As Annael says, those of us who lived through the transformation of movies - and other genres have benefitted GREATLY from the blossoming of fx (action flicks particularly, but even appearing covertly in comedies and love stories the effects have rippled through our movie experience) - know that without those courageous pioneers in the '50s who believed in the great stories (and even the not-so-great ones) NEEDING to be told in movies, Gene Roddenberry BELIEVING that science fiction could work in the horribly shallow (even today) medium of television, of Kubrick and Clarke envisioning what COULD be on the big screen, and then finally Dykstra and those that have followed once the floodgates were FINALLY opened fully by the wild success of Star Wars.
If the story is good enough, they'll find a way to make it happen.
In Tolkien's lifetime he hoped to see movies made, plays made, music made celebrating his work.

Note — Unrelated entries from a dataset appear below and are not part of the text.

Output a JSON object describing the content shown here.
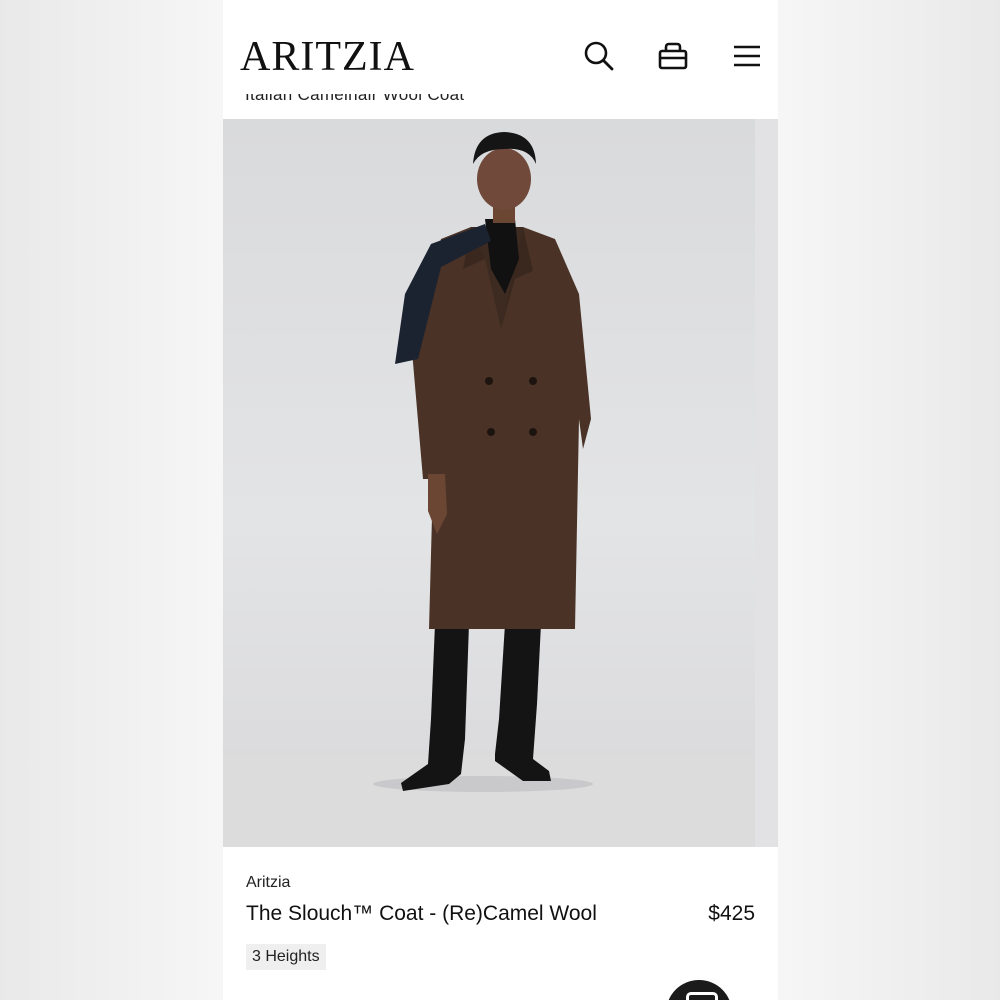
{
  "header": {
    "logo": "ARITZIA",
    "partial_title": "Italian Camelhair Wool Coat",
    "icons": [
      "search-icon",
      "bag-icon",
      "menu-icon"
    ]
  },
  "product": {
    "brand": "Aritzia",
    "name": "The Slouch™ Coat - (Re)Camel Wool",
    "price": "$425",
    "badge": "3 Heights"
  },
  "colors": {
    "coat": "#4a3326",
    "background": "#ffffff",
    "badge_bg": "#efefef",
    "fab": "#1b1b1b"
  }
}
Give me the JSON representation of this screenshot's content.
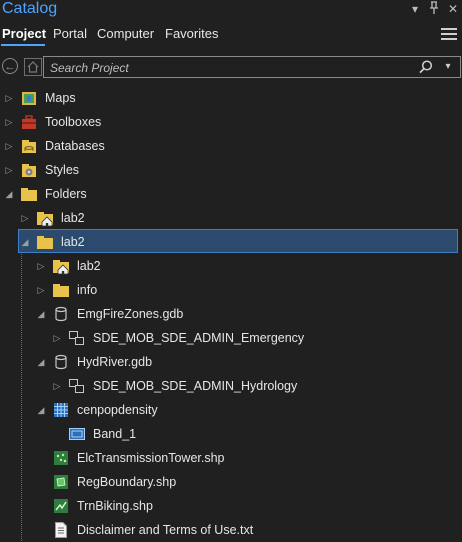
{
  "header": {
    "title": "Catalog",
    "dropdown_glyph": "▾",
    "pin_glyph": "⊥",
    "close_glyph": "✕"
  },
  "tabs": [
    {
      "label": "Project",
      "active": true
    },
    {
      "label": "Portal",
      "active": false
    },
    {
      "label": "Computer",
      "active": false
    },
    {
      "label": "Favorites",
      "active": false
    }
  ],
  "search": {
    "placeholder": "Search Project",
    "back_glyph": "←",
    "dropdown_glyph": "▾"
  },
  "tree": [
    {
      "label": "Maps",
      "icon": "maps-icon",
      "expanded": false
    },
    {
      "label": "Toolboxes",
      "icon": "toolbox-icon",
      "expanded": false
    },
    {
      "label": "Databases",
      "icon": "database-icon",
      "expanded": false
    },
    {
      "label": "Styles",
      "icon": "styles-icon",
      "expanded": false
    },
    {
      "label": "Folders",
      "icon": "folder-icon",
      "expanded": true
    },
    {
      "label": "lab2",
      "icon": "home-folder-icon",
      "expanded": false
    },
    {
      "label": "lab2",
      "icon": "folder-icon",
      "expanded": true,
      "selected": true
    },
    {
      "label": "lab2",
      "icon": "home-folder-icon",
      "expanded": false
    },
    {
      "label": "info",
      "icon": "folder-icon",
      "expanded": false
    },
    {
      "label": "EmgFireZones.gdb",
      "icon": "geodatabase-icon",
      "expanded": true
    },
    {
      "label": "SDE_MOB_SDE_ADMIN_Emergency",
      "icon": "feature-dataset-icon",
      "expanded": false
    },
    {
      "label": "HydRiver.gdb",
      "icon": "geodatabase-icon",
      "expanded": true
    },
    {
      "label": "SDE_MOB_SDE_ADMIN_Hydrology",
      "icon": "feature-dataset-icon",
      "expanded": false
    },
    {
      "label": "cenpopdensity",
      "icon": "raster-icon",
      "expanded": true
    },
    {
      "label": "Band_1",
      "icon": "raster-band-icon"
    },
    {
      "label": "ElcTransmissionTower.shp",
      "icon": "point-shapefile-icon"
    },
    {
      "label": "RegBoundary.shp",
      "icon": "polygon-shapefile-icon"
    },
    {
      "label": "TrnBiking.shp",
      "icon": "line-shapefile-icon"
    },
    {
      "label": "Disclaimer and Terms of Use.txt",
      "icon": "text-file-icon"
    }
  ],
  "glyphs": {
    "collapsed": "▷",
    "expanded": "◢"
  }
}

He wouldn't have sold the works he did to Saul Zaentz if he didn't but his own writing reveals he celebrated ALL forms of art. Indeed even Christopher isn't against the filming of his father's work so much as he's against it being done without proper reverence to what that work was supposed to MEAN. In that, he was proved correct when corporate executives made decisions and forced Mr Jackson to 'dumb down' LotR to the point where Christopher could not stomach it. With his trust in movie-makers quite gone and the budget of independents insufficient to go that route he's chosen to simply 'close the gate' as it were to safeguard what is left from such crude indiscretions (and insulting the intelligence of loyal fans).
It will be fun to watch the spfx of The Hobbit - all 3 glorious volumes of it - but it will be just as important to see if along with more money if Mr Jackson uses his gained leverage for the professor's work, or simply continues with movie-making policies of "based on" rather than "based IN" the professor's work.

 
 

Search for (options) Powered by Gossamer Forum v.1.2.3

home | advertising | contact us | back to top | search news | join list | Content Rating

This site is maintained and updated by fans of The Lord of the Rings, and is in no way affiliated with Tolkien Enterprises or the Tolkien Estate. We in no way claim the artwork displayed to be our own. Copyrights and trademarks for the books, films, articles, and other promotional materials are held by their respective owners and their use is allowed under the fair use clause of the Copyright Law. Design and original photography however are copyright © 1999-2012 TheOneRing.net. Binary hosting provided by Nexcess.net

Do not follow this link, or your host will be blocked from this site. This is a spider trap.